Behold the fearsome maw of the extinct ant Zigrasimecia ferox:


modified from figure 7 (Perrichot 2014)

The image is from an upcoming paper by paleomyrmecologist Vincent Perrichot, and the preferred food of this spike-mouthed creature is unknown. One hopes, for the preys’ sake, that it wasn’t anything with a sensitive nervous system!

Sphecomyrmine ants like Zigrasimecia are puzzling for students of evolution. These extinct insects aren’t just a straightforward blend of ancestral wasp traits and derived ant traits. While these animals do possess a measure of each, they’ve also grown a uniquely sphecomyrmine suite of characteristics. Like, for example, highly specialized nightmare spiky death mouthparts.

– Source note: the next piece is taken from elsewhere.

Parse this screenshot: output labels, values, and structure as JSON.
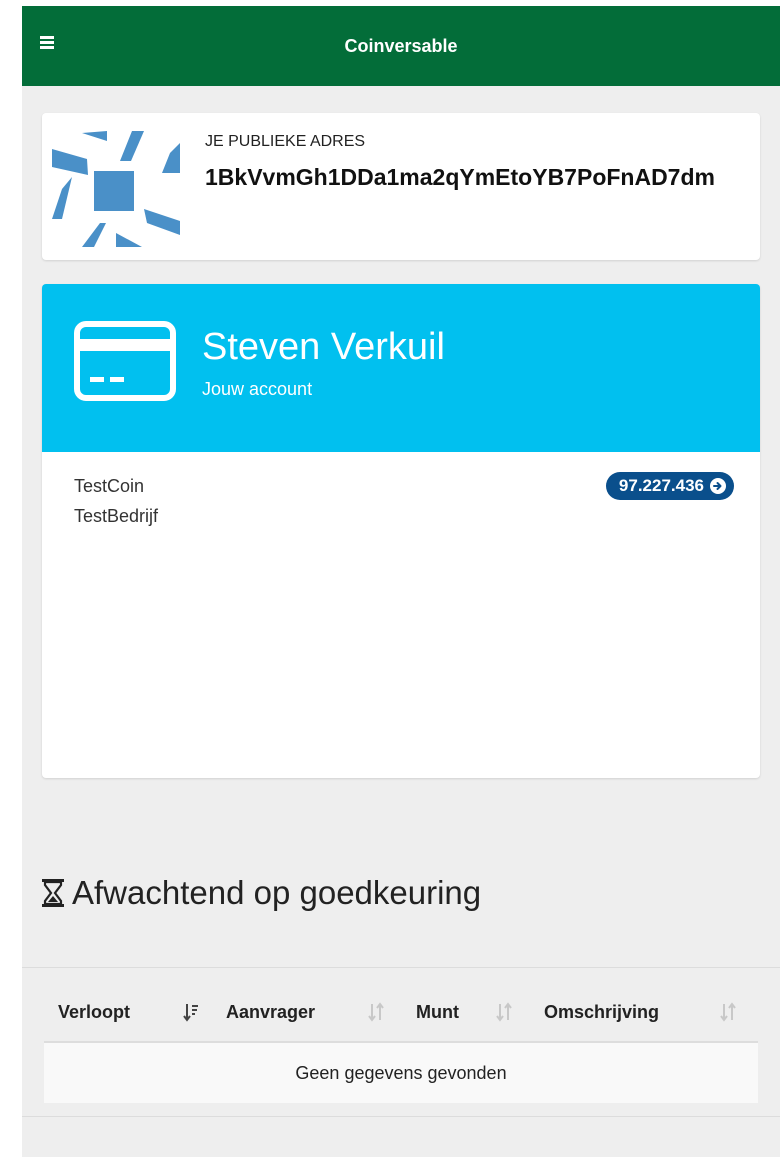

These ants were surviving in the times of the dinosaurs doing something that no modern insects do- though exactly what that was is unclear- and given their strange appearance it is unlikely they were directly ancestral to today’s species. Instead, Zigrasimecia and relatives are probably an early offshoot on the ant tree, a manifestation of a predatory niche that worked until it didn’t. Here’s hoping against steep odds that someone uncovers an amber specimen holding the unfortunate mystery prey.

source:  Perrichot, V. 2014. A new species of the Cretaceous ant Zigrasimecia based on the worker caste reveals placement of the genus in the Sphecomyrminae (Hymenoptera: Formicidae). Myrmecological News pre-print, accessed via ResearchGate 1/5/2014.